Office 365 is an online-based service that shares similarities to Google Apps and Zoho, and it lets people collaborate on documents, spreadsheets and e-mail using a combination of subscription desktop software and web apps. Microsoft’s popular applications like Word, Excel, Exchange, and PowerPoint will now be able to be licensed month-to-month with an online version.
Pricing starts at $6 per user per month for small businesses. The cost for medium to enterprise-size businesses ranges from $10 to $27 per user per month. This is considerably more than competitor Google Apps, which is $5 per user per month no matter how big the company.
A lot of the cloud-based tools available in Office 365 were previously available under the less-friendly name Business Productivity Online Suite. 365 improves on those tools by updating Exchange Online and SharePoint Online to include the features of the 2010 desktop version whereas BPOS had its software bits based on the 2007 versions.

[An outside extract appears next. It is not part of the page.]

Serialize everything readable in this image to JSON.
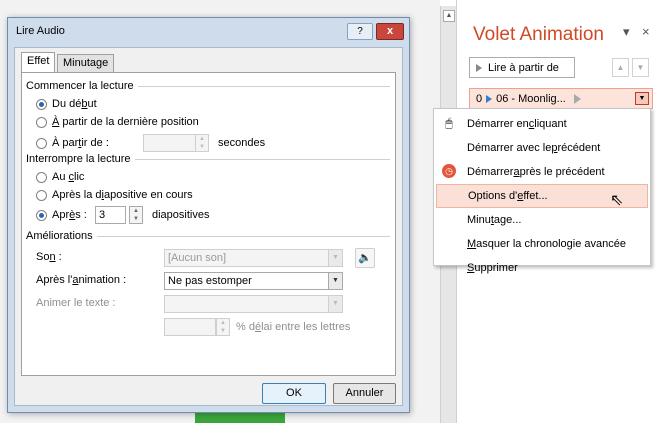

The online services that 365 specifically offers are Office Professional Plus, Exchange Online, SharePoint Online, Lync Online, and Office Web Apps. The set of Web Apps are slightly slimmed down versions of Word, Excel, PowerPoint, and OneNote that are accessible through a web browser.
Google’s similar Google Apps suite of cloud-based programs offers online e-mail, documents, spreadsheets, and more. Yesterday, Google Apps Product Manager Shan Sinha made the case on a company blog that Apps was a better overall product. Sinha’s main issues with 365 were that it wasn’t built for teams, it costs more, it only focuses on Windows-based platforms, and it has too much dependence on desktop software rather than being 100 percent in the cloud.
Each suite of apps has its own strengths. Google has an edge on price and the ability to work on all platforms, but Microsoft has the edge on familiarity and deep features like Excel formulas and macros. It will be fascinating to see what sort of adoption rate we see in the next year between the two services as more businesses invest in cloud-based systems and software.
Are you interested in checking out Office 365? Would you consider moving from Google Apps to try 365?